12.03.2021: Big Aravali tracts may open for non-forest work

    Publish Date: March 12, 2021

    Large stretches of Aravalis may be opened up for non-forest activities, including residential purposes, if the government approves the proposed changes in the Forest Conservation Act as circulated by the forest and environment ministry (MoEFCC).

    The amendments proposed by the ministry say the mandatory provision of obtaining prior approval from the Centre under the FC Act won’t be applicable for land parcels that have not been notified as “forest” under the central or local laws and have not been notified as “forest” under the central or local law and have been identified by experts committees set by the state government. Haryana has not yet finalised the list of such land parcels. Most part of Aravalis in Haryana have been privatized. Hence, the land records don’t show them as “forest” land.

    The proposed amendments say a new section would be added to the existing law on the applicability of the Act. It has been proposed that the new law would be applicable to land that has been declared or notified as forest under the Indian Forest Act of 1927 or under any state or local law. Second, it will be applicable on all land parcels that have been recorded as forest as on October 25, 1980 when the FC Act came to force, except those cases where the land-use has been changed from forest to non-forest purpose before December 12, 1996.

    Third, land identified by expert committees set up by states would come under the purview of the new Act. It has been proposed that states which have not yet set up expert panels or not finalised the list of forests would need to do that within one year of the proposed Act coming into force.

    “If these changes are approved, most parts of the entire Aravalis will become non-forest land. Even areas under the Aravali plantation which were declared as forest as per the Supreme Court judgement of 2004 in the MC Mehta case will become nonforest. The implications of the proposed amendment will have disastrous impact on the Aravalis in Haryana where the entire hill has been privatized,” said a former official from Haryana’s forest department. He added that Haryana has been dragging its feet for years since early 2000 to identify and delineate the “forests” in the state.

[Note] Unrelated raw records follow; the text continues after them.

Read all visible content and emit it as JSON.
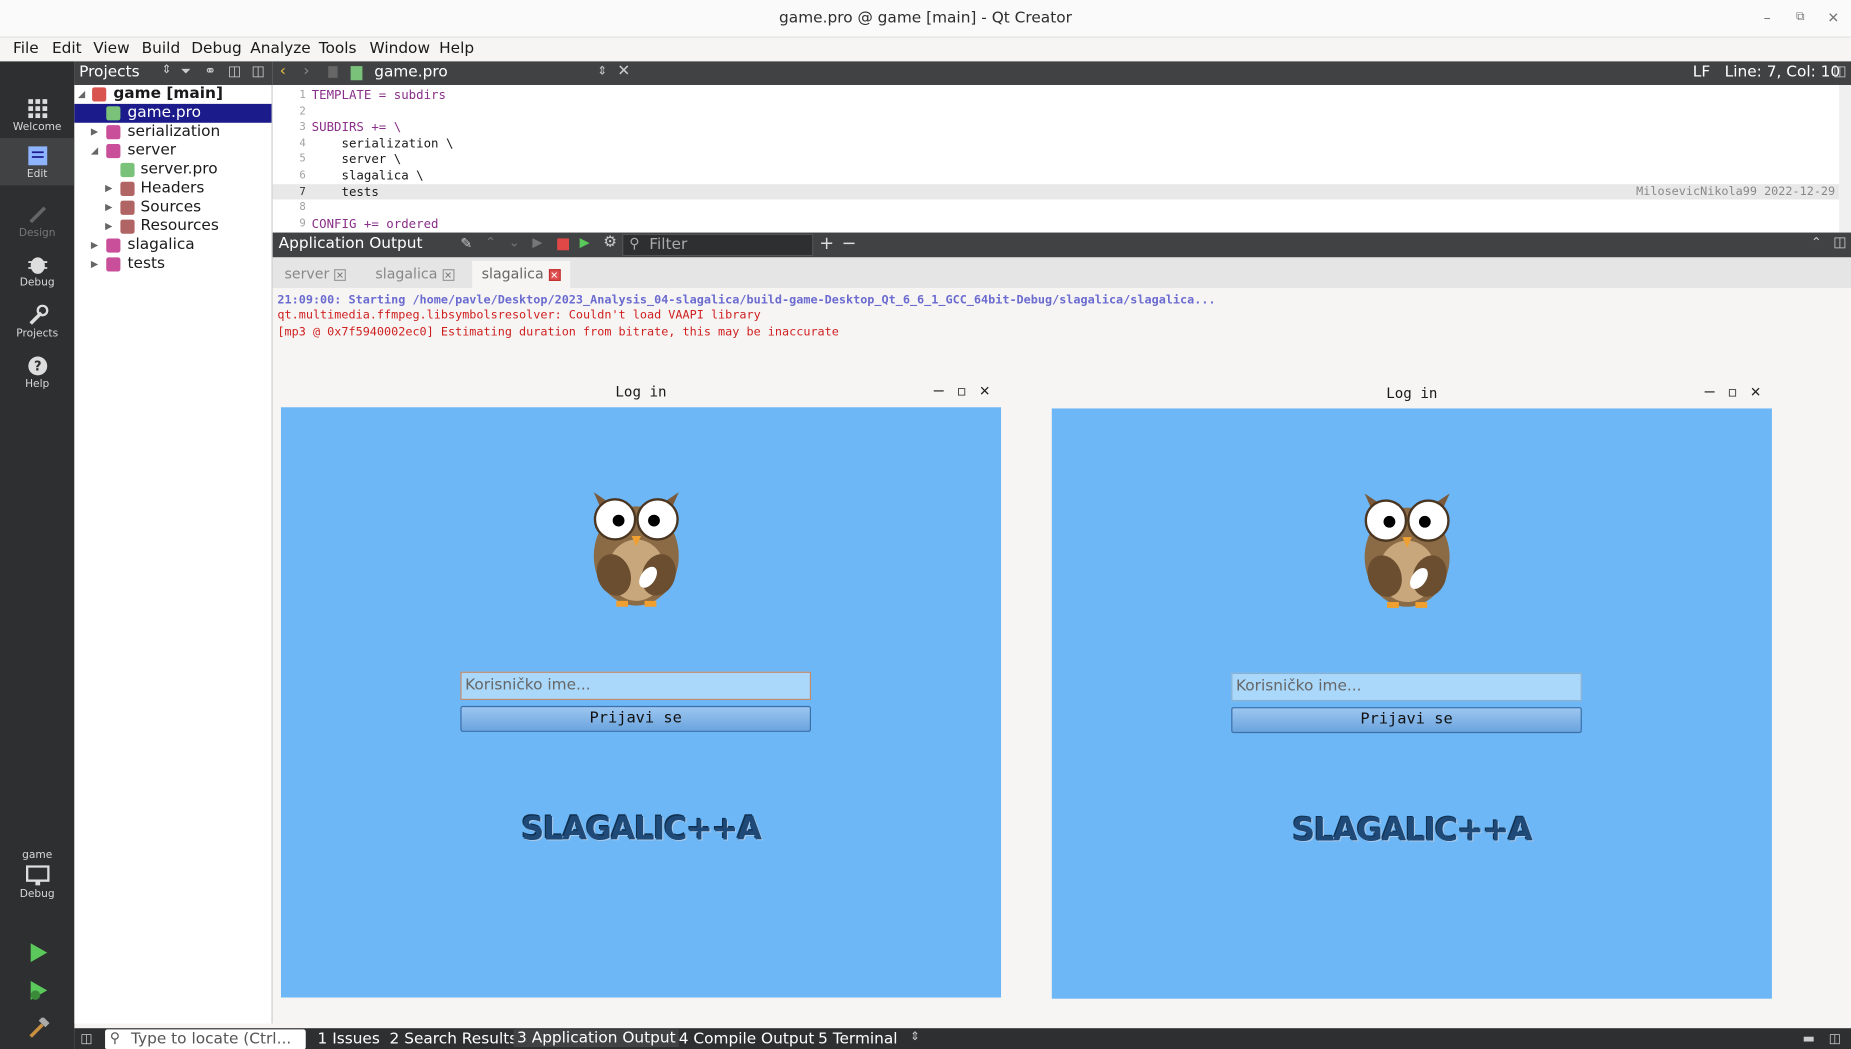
{
  "window": {
    "title": "game.pro @ game [main] - Qt Creator"
  },
  "menu": [
    "File",
    "Edit",
    "View",
    "Build",
    "Debug",
    "Analyze",
    "Tools",
    "Window",
    "Help"
  ],
  "modes": {
    "welcome": "Welcome",
    "edit": "Edit",
    "design": "Design",
    "debug": "Debug",
    "projects": "Projects",
    "help": "Help",
    "target_kit": "game",
    "target_mode": "Debug"
  },
  "projects": {
    "header": "Projects",
    "tree": [
      "game [main]",
      "game.pro",
      "serialization",
      "server",
      "server.pro",
      "Headers",
      "Sources",
      "Resources",
      "slagalica",
      "tests"
    ]
  },
  "editor": {
    "file": "game.pro",
    "line_ending": "LF",
    "position": "Line: 7, Col: 10",
    "blame": "MilosevicNikola99 2022-12-29",
    "lines": [
      {
        "n": "1",
        "code": "TEMPLATE = subdirs"
      },
      {
        "n": "2",
        "code": ""
      },
      {
        "n": "3",
        "code": "SUBDIRS += \\"
      },
      {
        "n": "4",
        "code": "    serialization \\"
      },
      {
        "n": "5",
        "code": "    server \\"
      },
      {
        "n": "6",
        "code": "    slagalica \\"
      },
      {
        "n": "7",
        "code": "    tests"
      },
      {
        "n": "8",
        "code": ""
      },
      {
        "n": "9",
        "code": "CONFIG += ordered"
      }
    ]
  },
  "output": {
    "title": "Application Output",
    "filter_placeholder": "Filter",
    "tabs": [
      "server",
      "slagalica",
      "slagalica"
    ],
    "lines": [
      "21:09:00: Starting /home/pavle/Desktop/2023_Analysis_04-slagalica/build-game-Desktop_Qt_6_6_1_GCC_64bit-Debug/slagalica/slagalica...",
      "qt.multimedia.ffmpeg.libsymbolsresolver: Couldn't load VAAPI library",
      "[mp3 @ 0x7f5940002ec0] Estimating duration from bitrate, this may be inaccurate"
    ]
  },
  "login_windows": [
    {
      "title": "Log in",
      "placeholder": "Korisničko ime...",
      "button": "Prijavi se",
      "logo": "SLAGALIC++A"
    },
    {
      "title": "Log in",
      "placeholder": "Korisničko ime...",
      "button": "Prijavi se",
      "logo": "SLAGALIC++A"
    }
  ],
  "statusbar": {
    "locate_placeholder": "Type to locate (Ctrl...",
    "panes": [
      "1  Issues",
      "2  Search Results",
      "3  Application Output",
      "4  Compile Output",
      "5  Terminal"
    ]
  },
  "colors": {
    "dark": "#404244",
    "accent": "#1b1b8c",
    "login_bg": "#6db7f7",
    "output_header": "#6b6bd0",
    "output_error": "#d02020"
  }
}
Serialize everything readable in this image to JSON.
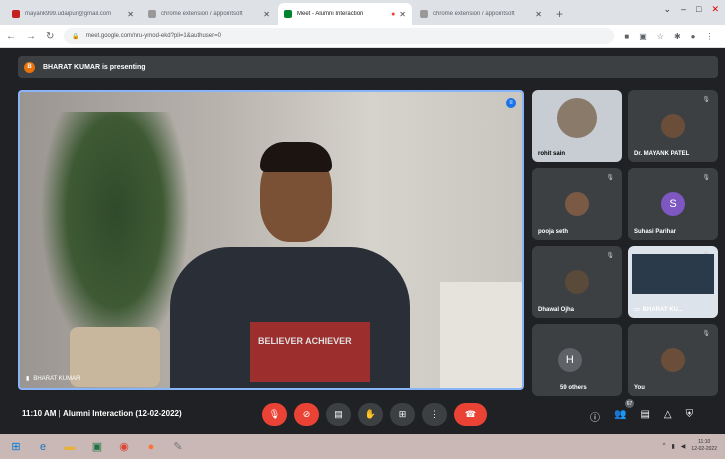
{
  "browser": {
    "tabs": [
      {
        "title": "mayank999.udaipur@gmail.com",
        "favicon_color": "#c5221f",
        "active": false
      },
      {
        "title": "chrome extension / appointsoft",
        "favicon_color": "#777",
        "active": false
      },
      {
        "title": "Meet - Alumni Interaction",
        "favicon_color": "#00832d",
        "active": true
      },
      {
        "title": "chrome extension / appointsoft",
        "favicon_color": "#777",
        "active": false
      }
    ],
    "new_tab": "+",
    "url": "meet.google.com/nru-ymod-ekd?pli=1&authuser=0"
  },
  "meet": {
    "presenting_initial": "B",
    "presenting_text": "BHARAT KUMAR is presenting",
    "main_name": "BHARAT KUMAR",
    "shirt_text": "BELIEVER ACHIEVER",
    "participants": [
      {
        "name": "rohit sain",
        "initial": "",
        "color": "#8a7a6a"
      },
      {
        "name": "Dr. MAYANK PATEL",
        "initial": "",
        "color": "#6b4e3a"
      },
      {
        "name": "pooja seth",
        "initial": "",
        "color": "#7a5a45"
      },
      {
        "name": "Suhasi Parihar",
        "initial": "S",
        "color": "#7e57c2"
      },
      {
        "name": "Dhawal Ojha",
        "initial": "",
        "color": "#5a4a3a"
      },
      {
        "name": "BHARAT KU...",
        "initial": "",
        "color": "#dde3ea"
      },
      {
        "name": "59 others",
        "initial": "H",
        "color": "#5f6368"
      },
      {
        "name": "You",
        "initial": "",
        "color": "#6b4e3a"
      }
    ],
    "time": "11:10 AM",
    "meeting_name": "Alumni Interaction (12-02-2022)",
    "participant_count": "67"
  },
  "taskbar": {
    "time": "11:10",
    "date": "12-02-2022"
  }
}
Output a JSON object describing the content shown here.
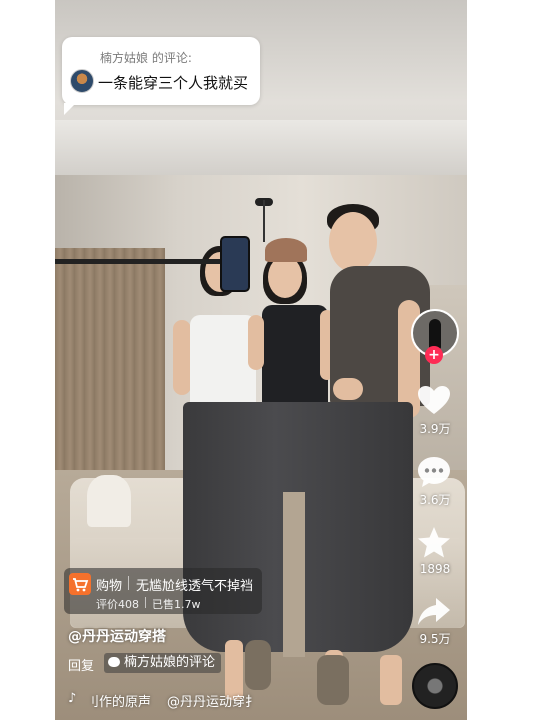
{
  "comment_popup": {
    "author": "楠方姑娘 的评论:",
    "text": "一条能穿三个人我就买"
  },
  "sidebar": {
    "likes": "3.9万",
    "comments": "3.6万",
    "favorites": "1898",
    "shares": "9.5万",
    "follow_symbol": "+"
  },
  "product_card": {
    "label": "购物",
    "title": "无尴尬线透气不掉裆",
    "rating": "评价408",
    "sold": "已售1.7w"
  },
  "author_handle": "@丹丹运动穿搭",
  "reply": {
    "label": "回复",
    "target": "楠方姑娘的评论"
  },
  "music": {
    "note": "♪",
    "title": "刂作的原声",
    "author": "@丹丹运动穿扌"
  },
  "colors": {
    "like_red": "#fe2c55",
    "cart_orange": "#f5712c"
  }
}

    Sources said what is more worrying is the ministry’s proposal which says that the FC Act won’t apply to tree plantations or afforestation’s on land that have not been specified as forest in the three categories till December 31, 2020. The changes in the law have been proposed to address issues that have cropped up after a Supreme Court order of December 12, 1996, which made it mandatory for seeking prior approval from the Centre for non-forest use of “any” forest land.